Exercise goal: Report each line from the data below that holds the word "JSON".

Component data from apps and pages
+ + + + +

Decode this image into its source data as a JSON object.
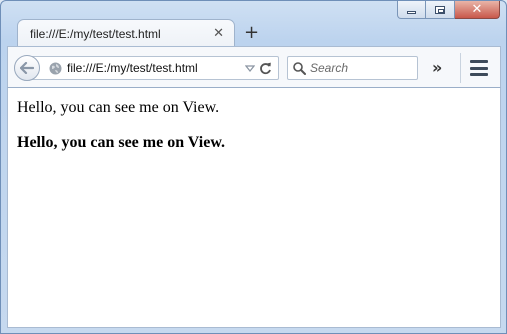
{
  "window": {
    "tab_title": "file:///E:/my/test/test.html",
    "tab_close_glyph": "✕",
    "new_tab_glyph": "+",
    "controls": {
      "minimize": "minimize-icon",
      "maximize": "restore-icon",
      "close_glyph": "✕"
    }
  },
  "toolbar": {
    "url": "file:///E:/my/test/test.html",
    "search_placeholder": "Search",
    "overflow_glyph": "»",
    "icons": [
      "back-arrow-icon",
      "globe-icon",
      "dropdown-triangle-icon",
      "reload-icon",
      "search-icon",
      "overflow-chevron-icon",
      "hamburger-menu-icon"
    ]
  },
  "content": {
    "line1": "Hello, you can see me on View.",
    "line2": "Hello, you can see me on View."
  },
  "colors": {
    "frame": "#c6d9ef",
    "close_button": "#c8584b",
    "toolbar": "#f6f8fb",
    "page": "#ffffff"
  }
}
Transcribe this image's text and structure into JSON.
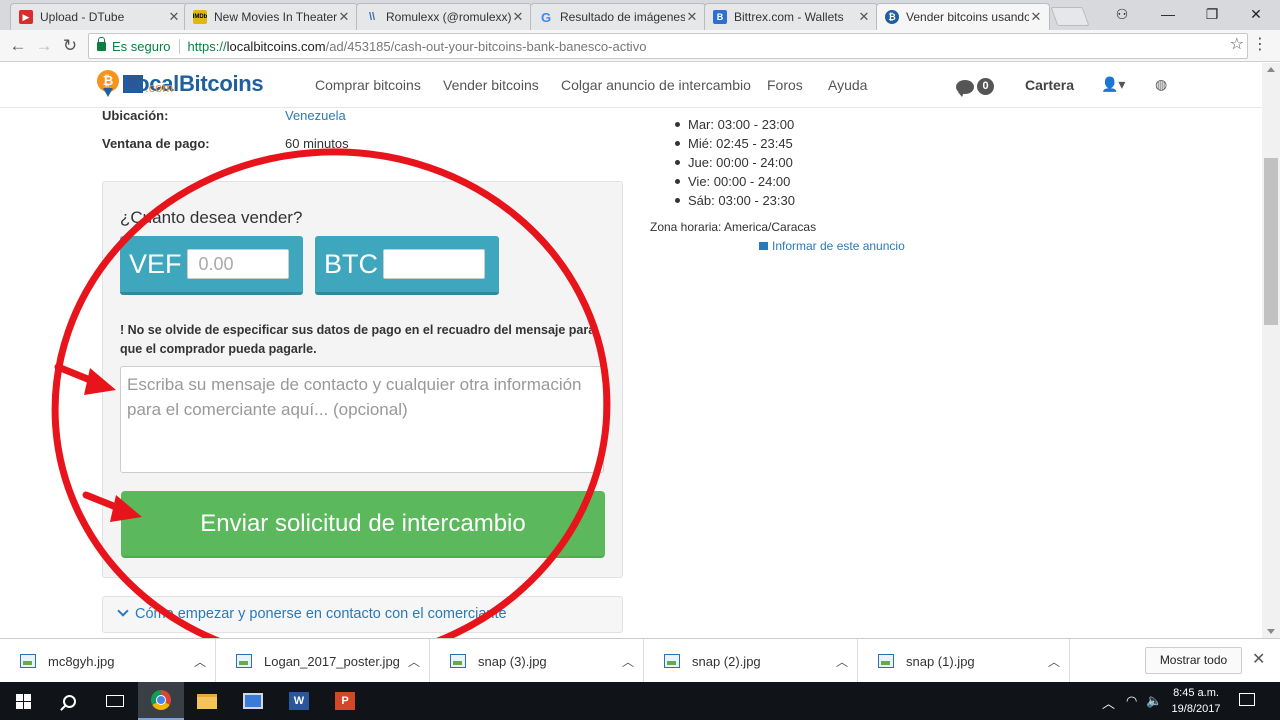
{
  "browser": {
    "tabs": [
      {
        "title": "Upload - DTube",
        "favicon_color": "#d62d2d",
        "favicon_glyph": "▶"
      },
      {
        "title": "New Movies In Theater",
        "favicon_color": "#e2b616",
        "favicon_glyph": "IMDb"
      },
      {
        "title": "Romulexx (@romulexx)",
        "favicon_color": "#3d6fb6",
        "favicon_glyph": "\\\\"
      },
      {
        "title": "Resultado de imágenes",
        "favicon_color": "#4285f4",
        "favicon_glyph": "G"
      },
      {
        "title": "Bittrex.com - Wallets",
        "favicon_color": "#2d6fd2",
        "favicon_glyph": "B"
      },
      {
        "title": "Vender bitcoins usando",
        "favicon_color": "#1f5f9e",
        "favicon_glyph": "₿"
      }
    ],
    "window_controls": {
      "user": "⚇",
      "minimize": "—",
      "restore": "❐",
      "close": "✕"
    },
    "omnibox": {
      "secure_label": "Es seguro",
      "url_scheme": "https://",
      "url_host": "localbitcoins.com",
      "url_path": "/ad/453185/cash-out-your-bitcoins-bank-banesco-activo"
    }
  },
  "site": {
    "logo_text": "LocalBitcoins",
    "logo_suffix": ".com",
    "nav": [
      "Comprar bitcoins",
      "Vender bitcoins",
      "Colgar anuncio de intercambio",
      "Foros",
      "Ayuda"
    ],
    "messages_count": "0",
    "wallet_label": "Cartera"
  },
  "ad": {
    "location_label": "Ubicación:",
    "location_value": "Venezuela",
    "payment_window_label": "Ventana de pago:",
    "payment_window_value": "60 minutos",
    "form": {
      "question": "¿Cuanto desea vender?",
      "fiat_currency": "VEF",
      "fiat_placeholder": "0.00",
      "crypto_currency": "BTC",
      "crypto_value": "",
      "warning_prefix": "!",
      "warning": "No se olvide de especificar sus datos de pago en el recuadro del mensaje para que el comprador pueda pagarle.",
      "message_placeholder": "Escriba su mensaje de contacto y cualquier otra información para el comerciante aquí... (opcional)",
      "submit_label": "Enviar solicitud de intercambio"
    },
    "howto_label": "Cómo empezar y ponerse en contacto con el comerciante",
    "hours": [
      "Mar: 03:00 - 23:00",
      "Mié: 02:45 - 23:45",
      "Jue: 00:00 - 24:00",
      "Vie: 00:00 - 24:00",
      "Sáb: 03:00 - 23:30"
    ],
    "timezone": "Zona horaria: America/Caracas",
    "report_label": "Informar de este anuncio"
  },
  "annotation_color": "#e8141b",
  "downloads": {
    "files": [
      "mc8gyh.jpg",
      "Logan_2017_poster.jpg",
      "snap (3).jpg",
      "snap (2).jpg",
      "snap (1).jpg"
    ],
    "show_all_label": "Mostrar todo"
  },
  "taskbar": {
    "time": "8:45 a.m.",
    "date": "19/8/2017"
  }
}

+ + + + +

Output of the exercise:
Decode this image into its source data as a JSON object.
Transcribe this image's text and structure into JSON.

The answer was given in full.